Background

Water Quality Criteria were firstly defined in the 1970s by the EPA in the USA and the EIFAC in Europe, recognizing the need for protecting water quality in order to allow the use of water resources by man. In the 1990s, the European Commission emphasized the importance of safeguarding structure and function of biologic communities. These approaches were chemically-based. The European Water Framework Directive (WFD) substantially changes the concept of Water Quality, by assuming that a water body needs to be protected as an environmental good and not as a resource to be exploited. In this frame, the biological-ecological quality assumes a prevailing role.

Main Features

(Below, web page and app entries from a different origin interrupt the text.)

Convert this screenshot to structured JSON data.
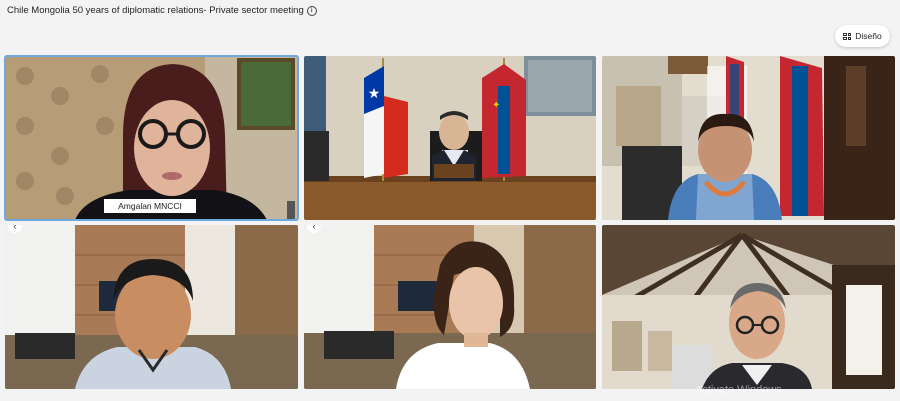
{
  "meeting": {
    "title": "Chile Mongolia 50 years of diplomatic relations- Private sector meeting",
    "info_icon": "i"
  },
  "toolbar": {
    "layout_label": "Diseño",
    "layout_icon": "grid-icon"
  },
  "participants": [
    {
      "name": "Amgalan MNCCI",
      "speaking": true
    },
    {
      "name": ""
    },
    {
      "name": ""
    },
    {
      "name": ""
    },
    {
      "name": ""
    },
    {
      "name": ""
    }
  ],
  "overlay": {
    "watermark": "Activate Windows"
  },
  "colors": {
    "active_outline": "#6fa8dc",
    "chile_red": "#d52b1e",
    "chile_blue": "#0039a6",
    "mongolia_red": "#c4272f",
    "mongolia_blue": "#015197"
  }
}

The Water Quality concept introduced by the WFD is a challenge for environmental sciences. Reference conditions should be defined for different typologies of water bodies and for different European ecoregions. Suitable indicators should be developed in order to quantify ecological status and to define what a 'good' ecological status is. Procedures should be developed for correlating the deviation from a good ecological to the effects of multiple stressors on function and structure of the ecosystem. The protection of biodiversity becomes a key objective. In this frame, the traditional procedures for ecotoxicological risk assessment, mainly based on laboratory testing, should be overcome by more site-specific approaches, taking into account the characteristics and the homeostatic capabilities of natural communities. In the paper an overview of the present knowledge and of the new trends in ecotoxicology to get these objectives will be given. A procedure is suggested based on the concept of Species Sensitivity Distribution (SSD).

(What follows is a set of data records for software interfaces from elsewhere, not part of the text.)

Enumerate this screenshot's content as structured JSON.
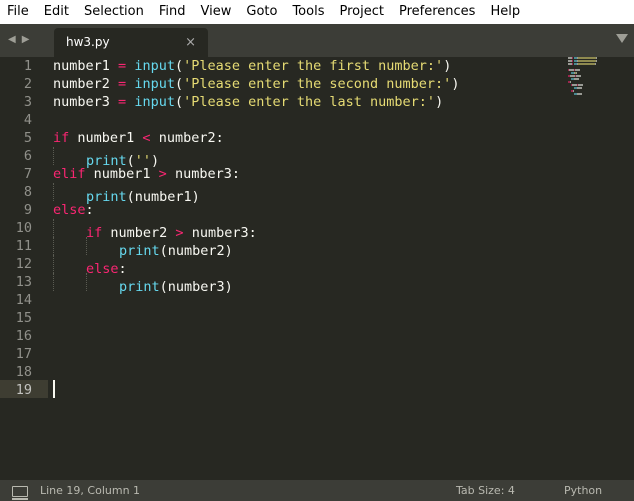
{
  "menu": [
    "File",
    "Edit",
    "Selection",
    "Find",
    "View",
    "Goto",
    "Tools",
    "Project",
    "Preferences",
    "Help"
  ],
  "tab": {
    "label": "hw3.py",
    "close": "×"
  },
  "nav": {
    "back": "◀",
    "forward": "▶"
  },
  "line_numbers": [
    "1",
    "2",
    "3",
    "4",
    "5",
    "6",
    "7",
    "8",
    "9",
    "10",
    "11",
    "12",
    "13",
    "14",
    "15",
    "16",
    "17",
    "18",
    "19"
  ],
  "code": [
    [
      {
        "t": "number1 ",
        "c": "tx"
      },
      {
        "t": "=",
        "c": "op"
      },
      {
        "t": " ",
        "c": "tx"
      },
      {
        "t": "input",
        "c": "fn"
      },
      {
        "t": "(",
        "c": "tx"
      },
      {
        "t": "'Please enter the first number:'",
        "c": "str"
      },
      {
        "t": ")",
        "c": "tx"
      }
    ],
    [
      {
        "t": "number2 ",
        "c": "tx"
      },
      {
        "t": "=",
        "c": "op"
      },
      {
        "t": " ",
        "c": "tx"
      },
      {
        "t": "input",
        "c": "fn"
      },
      {
        "t": "(",
        "c": "tx"
      },
      {
        "t": "'Please enter the second number:'",
        "c": "str"
      },
      {
        "t": ")",
        "c": "tx"
      }
    ],
    [
      {
        "t": "number3 ",
        "c": "tx"
      },
      {
        "t": "=",
        "c": "op"
      },
      {
        "t": " ",
        "c": "tx"
      },
      {
        "t": "input",
        "c": "fn"
      },
      {
        "t": "(",
        "c": "tx"
      },
      {
        "t": "'Please enter the last number:'",
        "c": "str"
      },
      {
        "t": ")",
        "c": "tx"
      }
    ],
    [],
    [
      {
        "t": "if",
        "c": "kw"
      },
      {
        "t": " number1 ",
        "c": "tx"
      },
      {
        "t": "<",
        "c": "op"
      },
      {
        "t": " number2:",
        "c": "tx"
      }
    ],
    [
      {
        "indent": 1
      },
      {
        "t": "print",
        "c": "fn"
      },
      {
        "t": "(",
        "c": "tx"
      },
      {
        "t": "''",
        "c": "str"
      },
      {
        "t": ")",
        "c": "tx"
      }
    ],
    [
      {
        "t": "elif",
        "c": "kw"
      },
      {
        "t": " number1 ",
        "c": "tx"
      },
      {
        "t": ">",
        "c": "op"
      },
      {
        "t": " number3:",
        "c": "tx"
      }
    ],
    [
      {
        "indent": 1
      },
      {
        "t": "print",
        "c": "fn"
      },
      {
        "t": "(number1)",
        "c": "tx"
      }
    ],
    [
      {
        "t": "else",
        "c": "kw"
      },
      {
        "t": ":",
        "c": "tx"
      }
    ],
    [
      {
        "indent": 1
      },
      {
        "t": "if",
        "c": "kw"
      },
      {
        "t": " number2 ",
        "c": "tx"
      },
      {
        "t": ">",
        "c": "op"
      },
      {
        "t": " number3:",
        "c": "tx"
      }
    ],
    [
      {
        "indent": 2
      },
      {
        "t": "print",
        "c": "fn"
      },
      {
        "t": "(number2)",
        "c": "tx"
      }
    ],
    [
      {
        "indent": 1
      },
      {
        "t": "else",
        "c": "kw"
      },
      {
        "t": ":",
        "c": "tx"
      }
    ],
    [
      {
        "indent": 2
      },
      {
        "t": "print",
        "c": "fn"
      },
      {
        "t": "(number3)",
        "c": "tx"
      }
    ],
    [],
    [],
    [],
    [],
    [],
    []
  ],
  "status": {
    "cursor": "Line 19, Column 1",
    "tab_size": "Tab Size: 4",
    "syntax": "Python"
  },
  "colors": {
    "background": "#272822",
    "keyword": "#f92672",
    "function": "#66d9ef",
    "string": "#e6db74",
    "text": "#f8f8f2"
  }
}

Recommendations and Perspective

. The need for more site-specific and ecologically-oriented approaches in ecotoxicology is strongly recommended. The development of new tools for implementing the concept of 'Stress Ecology' has been recently proposed by van Straalen (2003). In the same time, more 'cological realism'is needed in practically applicable procedures for regulatory purposes.